An Amazing Story

Mackinac Policy Conference will help write the next chapter in Michigan’s turnaround
By Governor Rick Snyder
May 2012: Page 14

Michigan has a great story to tell, and the Detroit Regional Chamber’s annual Mackinac Policy Conference will go a long way in writing the next chapter.

The path to success for any organization is paved with a clear vision, achievable goals, a well-thought strategy and constructive dialogue. It’s no different for the state of Michigan.

That’s why the Mackinac Policy Conference continues to be a driving force in shaping Michigan’s agenda. For more than 30 years, it has helped to guide Michigan on its journey by providing a forum for the critical exchange of ideas. Its ability to bring together leaders in the political, business and philanthropic communities for an intensive, informative gathering sets this conference apart from all others.

But the event is much more than a conference. Thanks to the outstanding leadership of Chamber President and CEO Sandy K. Baruah and his team, it’s actually a call to action that doesn’t end when we leave Mackinac Island. We are committed to pursuing concrete action items that translate into tangible results. For example, last year’s policy conference resulted in a “to-do” list of seven items slated for action. I look forward to seeing the status report that will be shared by the Chamber.

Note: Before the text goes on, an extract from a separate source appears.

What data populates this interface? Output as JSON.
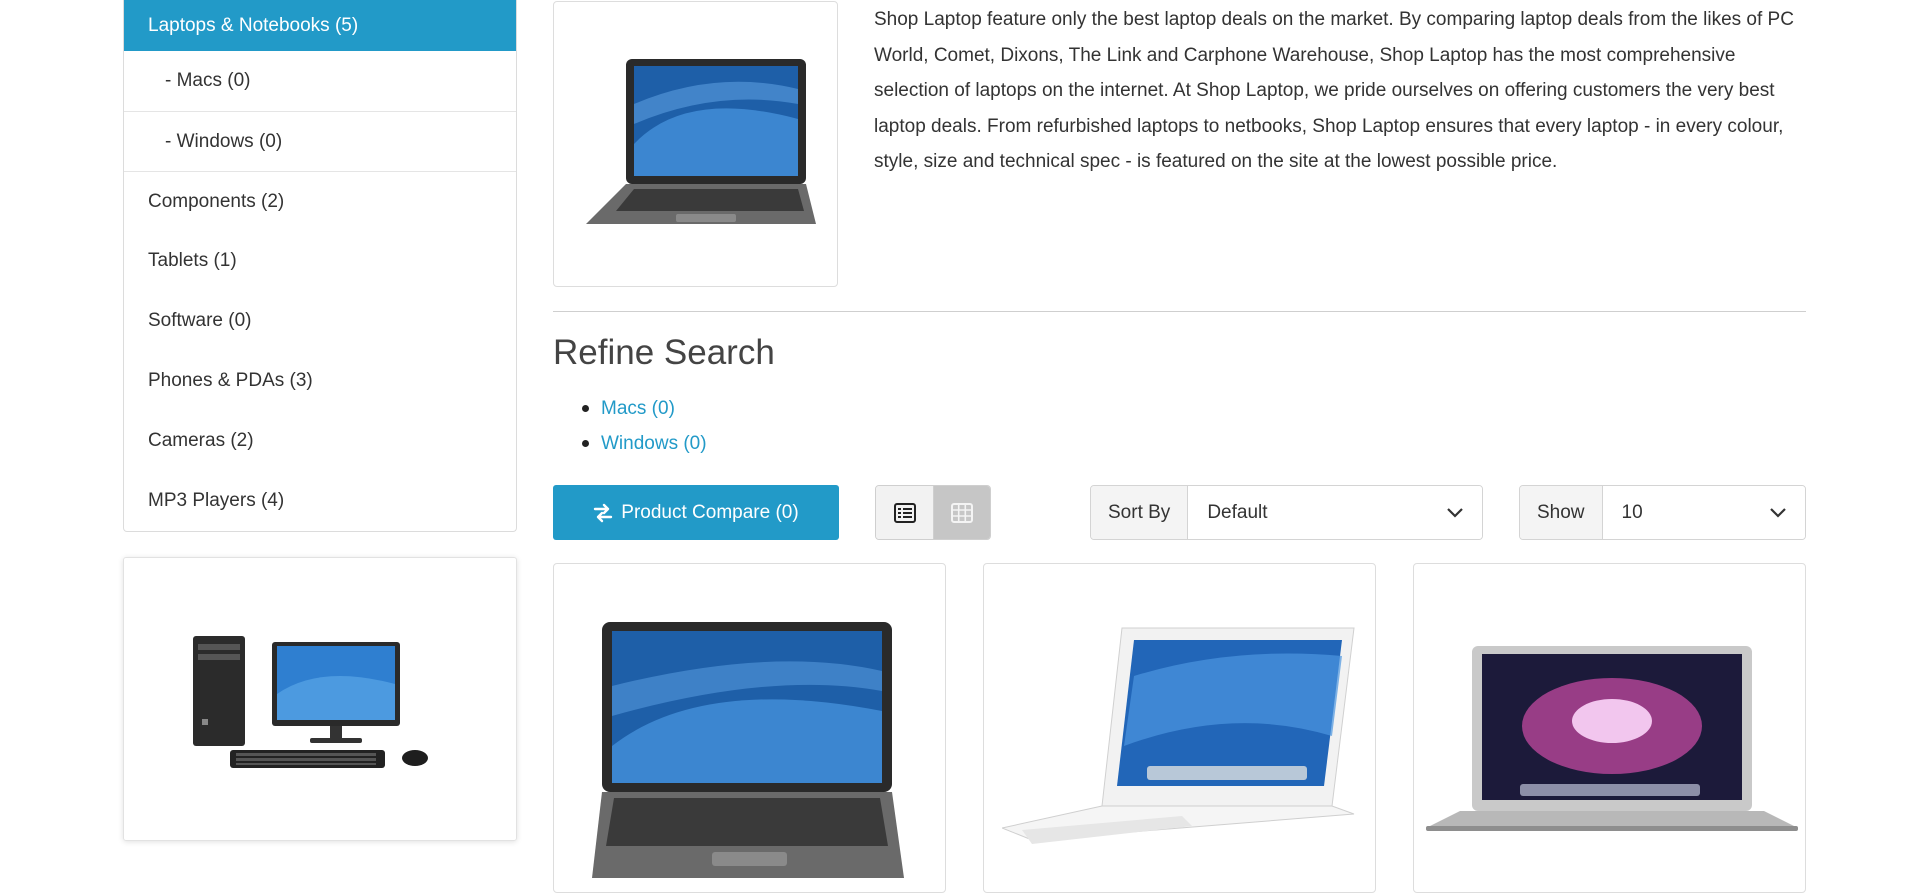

In the meantime, we should be heartened by the numerous other indicators around the state that underscore Michigan’s continuing turnaround. After struggling through the last decade with a lagging economy, Michigan is poised to be America’s “comeback kid.” Consider the following:

  • Just last year, we were cutting our way out of a $1.5 billion deficit. Today, we’re proposing a state budget that strategically invests in key priorities such as education, public safety and transportation.
  • A few short years ago, Michigan was notorious for its high unemployment rate. Today, while much work remains to reduce it even more, we’re seeing the lowest jobless rate since August 2008.
  • Roughly 80,000 private-sector jobs were created in the state last year.
  • Personal income in Michigan last year grew at the strongest rate in more than a decade, exceeding the rate of its Great Lakes neighbors and the entire nation.
  • Michigan’s corporate tax ranking will go from 49th in the nation to 7th thanks to our bold tax reforms, according to the Tax Foundation’s State Business Tax Climate.

There’s no doubt that the Great Lakes State is fast becoming a national model of success and innovation. The word is out – Michigan is the place to do business and enjoy a great quality of life.

None of this is by accident. Michiganders are working together with relentless positive action to do what we do best – overcome challenges and build a brighter future for our children. Of course, our partners in the Legislature are making the bold but thoughtful reforms necessary to get Michigan back on track.

But our work is far from done. We need to keep our foot on the gas pedal because challenges remain. There’s much more that we can do to enhance Michigan’s business climate, such as moving forward with the New International Trade Crossing. We also must focus on strengthening our communities – especially our urban areas – by creating a sense of “place” that attracts investors and talented professionals. This is especially important considering Michigan was the only state to lose population according the most recent census.

Still, it’s clear that Michigan’s needle is moving in the right direction. In every corner of our state, there is a growing confidence that Michigan’s brightest days are still ahead. Making good use of tools such as the Mackinac Policy Conference, we will tap the boundless energy and creativity that are the hallmarks of all Michiganders, and create unlimited opportunities for the next generation.

Rick Snyder is the governor of the state of Michigan.